An anal fissure is a painful condition affecting the far end of the intestines. The antimicrobial, anti-inflammatory, and pain relieving properties of clove oil provide a rationale for its use in this study.
First, the details.
55 patients were randomly assigned to clove oil 1% or what the authors called “traditional” treatment of stool softeners and lidocaine cream 5%.
And, the results.
Healing occurred in 60% of the clove oil treatment group vs 12% in the other group, a significant difference.
Clove oil treatment was also associated with a significant reduction in resting anal pressure and most other pressure measurements.
The bottom line?
Researchers from Mansoura University Hospital in Egypt concluded, “Topical application of clove oil demonstrated significant beneficial effects when applied to patients suffering from chronic anal fistula.”
Some questions come to mind.
How widespread is the use of clove oil for treating anal fistulas? I found no other studies, but it could be included in “natural” treatments.
How long were the patients treated? The abstract doesn’t say.
What was the severity of the fistulas in these patients? My guess is they were not severe.
Anal fistulas are not something to treat without professional guidance.
Background on their treatment can be found here from a private practice of gastroenterologists and here from the University of Michigan. A homeopathic approach is found here.
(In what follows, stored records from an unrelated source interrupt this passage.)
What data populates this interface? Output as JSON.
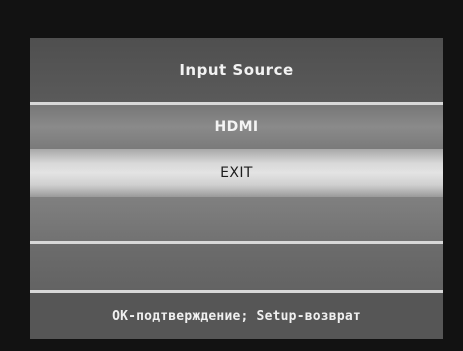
{
  "menu": {
    "title": "Input Source",
    "items": [
      {
        "label": "HDMI",
        "selected": false
      },
      {
        "label": "EXIT",
        "selected": true
      }
    ]
  },
  "footer": {
    "hint": "OK-подтверждение; Setup-возврат"
  },
  "colors": {
    "panel": "#5a5a5a",
    "highlight": "#e3e3e3",
    "divider": "#d8d8d8",
    "bezel": "#121212"
  }
}
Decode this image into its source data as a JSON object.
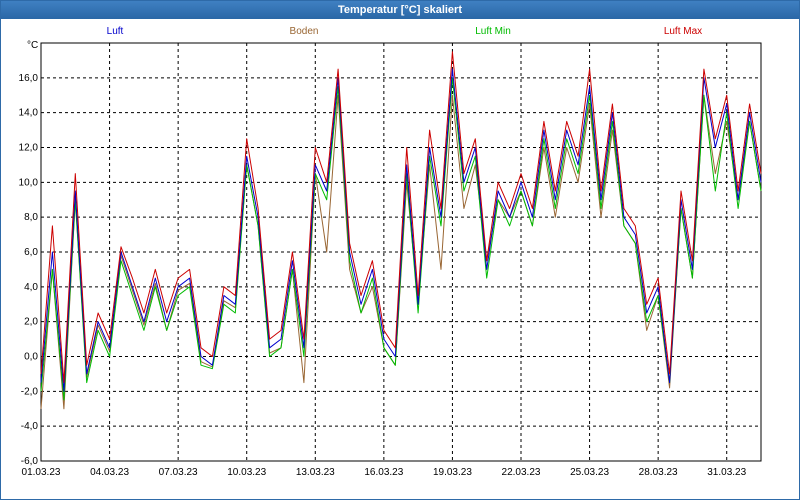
{
  "window": {
    "title": "Temperatur [°C] skaliert"
  },
  "chart_data": {
    "type": "line",
    "title": "Temperatur [°C] skaliert",
    "ylabel": "°C",
    "xlabel": "",
    "ylim": [
      -6,
      18
    ],
    "xlim": [
      "01.03.23 00:00",
      "01.04.23 12:00"
    ],
    "yticks": [
      -6,
      -4,
      -2,
      0,
      2,
      4,
      6,
      8,
      10,
      12,
      14,
      16
    ],
    "ytick_labels": [
      "-6,0",
      "-4,0",
      "-2,0",
      "0,0",
      "2,0",
      "4,0",
      "6,0",
      "8,0",
      "10,0",
      "12,0",
      "14,0",
      "16,0"
    ],
    "xtick_labels": [
      "01.03.23",
      "04.03.23",
      "07.03.23",
      "10.03.23",
      "13.03.23",
      "16.03.23",
      "19.03.23",
      "22.03.23",
      "25.03.23",
      "28.03.23",
      "31.03.23"
    ],
    "grid": true,
    "legend_position": "top",
    "x": [
      "01.03.23 00:00",
      "01.03.23 12:00",
      "02.03.23 00:00",
      "02.03.23 12:00",
      "03.03.23 00:00",
      "03.03.23 12:00",
      "04.03.23 00:00",
      "04.03.23 12:00",
      "05.03.23 00:00",
      "05.03.23 12:00",
      "06.03.23 00:00",
      "06.03.23 12:00",
      "07.03.23 00:00",
      "07.03.23 12:00",
      "08.03.23 00:00",
      "08.03.23 12:00",
      "09.03.23 00:00",
      "09.03.23 12:00",
      "10.03.23 00:00",
      "10.03.23 12:00",
      "11.03.23 00:00",
      "11.03.23 12:00",
      "12.03.23 00:00",
      "12.03.23 12:00",
      "13.03.23 00:00",
      "13.03.23 12:00",
      "14.03.23 00:00",
      "14.03.23 12:00",
      "15.03.23 00:00",
      "15.03.23 12:00",
      "16.03.23 00:00",
      "16.03.23 12:00",
      "17.03.23 00:00",
      "17.03.23 12:00",
      "18.03.23 00:00",
      "18.03.23 12:00",
      "19.03.23 00:00",
      "19.03.23 12:00",
      "20.03.23 00:00",
      "20.03.23 12:00",
      "21.03.23 00:00",
      "21.03.23 12:00",
      "22.03.23 00:00",
      "22.03.23 12:00",
      "23.03.23 00:00",
      "23.03.23 12:00",
      "24.03.23 00:00",
      "24.03.23 12:00",
      "25.03.23 00:00",
      "25.03.23 12:00",
      "26.03.23 00:00",
      "26.03.23 12:00",
      "27.03.23 00:00",
      "27.03.23 12:00",
      "28.03.23 00:00",
      "28.03.23 12:00",
      "29.03.23 00:00",
      "29.03.23 12:00",
      "30.03.23 00:00",
      "30.03.23 12:00",
      "31.03.23 00:00",
      "31.03.23 12:00",
      "01.04.23 00:00",
      "01.04.23 12:00"
    ],
    "series": [
      {
        "name": "Luft",
        "color": "#0000cc",
        "values": [
          -1.5,
          6,
          -2,
          9.5,
          -1,
          2,
          0.5,
          6,
          4,
          2,
          4.5,
          2,
          4,
          4.5,
          0,
          -0.5,
          3.5,
          3,
          11.5,
          8,
          0.5,
          1,
          5.5,
          0.5,
          11,
          9.5,
          16,
          6,
          3,
          5,
          1,
          0,
          11,
          3,
          12,
          8,
          16.5,
          10,
          12,
          5,
          9.5,
          8,
          10,
          8,
          13,
          9,
          13,
          11,
          15.5,
          9,
          14,
          8,
          7,
          2.5,
          4,
          -1.5,
          9,
          5,
          16,
          12,
          14.5,
          9,
          14,
          10
        ]
      },
      {
        "name": "Boden",
        "color": "#996633",
        "values": [
          -3,
          5,
          -3,
          9,
          -1.2,
          1.8,
          0.3,
          5.8,
          3.8,
          1.8,
          4.2,
          1.5,
          3.8,
          4.2,
          -0.3,
          -0.6,
          3.2,
          2.8,
          11,
          7.5,
          0.2,
          0.5,
          5,
          -1.5,
          10.5,
          6,
          15,
          5,
          2.5,
          4,
          0.5,
          -0.5,
          10,
          3,
          11,
          5,
          15,
          8.5,
          11,
          5.5,
          9,
          8,
          9.5,
          7.5,
          12,
          8,
          12,
          10,
          14.5,
          8,
          13,
          7.5,
          6.5,
          1.5,
          3.5,
          -1.8,
          8.5,
          4.5,
          15,
          10.5,
          13.5,
          9,
          13.5,
          9.5
        ]
      },
      {
        "name": "Luft Min",
        "color": "#00bb00",
        "values": [
          -2,
          5,
          -2.5,
          9,
          -1.5,
          1.5,
          0,
          5.5,
          3.5,
          1.5,
          4,
          1.5,
          3.5,
          4,
          -0.5,
          -0.7,
          3,
          2.5,
          11,
          7.5,
          0,
          0.5,
          5,
          0,
          10.5,
          9,
          15.5,
          5.5,
          2.5,
          4.5,
          0.5,
          -0.5,
          10.5,
          2.5,
          11.5,
          7.5,
          16,
          9.5,
          11.5,
          4.5,
          9,
          7.5,
          9.5,
          7.5,
          12.5,
          8.5,
          12.5,
          10.5,
          15,
          8.5,
          13.5,
          7.5,
          6.5,
          2,
          3.5,
          -1.5,
          8.5,
          4.5,
          15,
          9.5,
          14,
          8.5,
          13.5,
          9.5
        ]
      },
      {
        "name": "Luft Max",
        "color": "#cc0000",
        "values": [
          -1,
          7.5,
          -1.5,
          10.5,
          -0.5,
          2.5,
          1,
          6.3,
          4.5,
          2.5,
          5,
          2.5,
          4.5,
          5,
          0.5,
          0,
          4,
          3.5,
          12.5,
          8.5,
          1,
          1.5,
          6,
          1,
          12,
          10,
          16.5,
          6.5,
          3.5,
          5.5,
          1.5,
          0.5,
          12,
          3.5,
          13,
          8.5,
          17.5,
          10.5,
          12.5,
          5.5,
          10,
          8.5,
          10.5,
          8.5,
          13.5,
          9.5,
          13.5,
          11.5,
          16.5,
          9.5,
          14.5,
          8.5,
          7.5,
          3,
          4.5,
          -1,
          9.5,
          5.5,
          16.5,
          12.5,
          15,
          9.5,
          14.5,
          10.5
        ]
      }
    ]
  }
}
John Russo, Jr., PharmD, is president of The MedCom Resource, Inc. Previously, he was senior vice president of medical communications at www.Vicus.com, a complementary and alternative medicine website.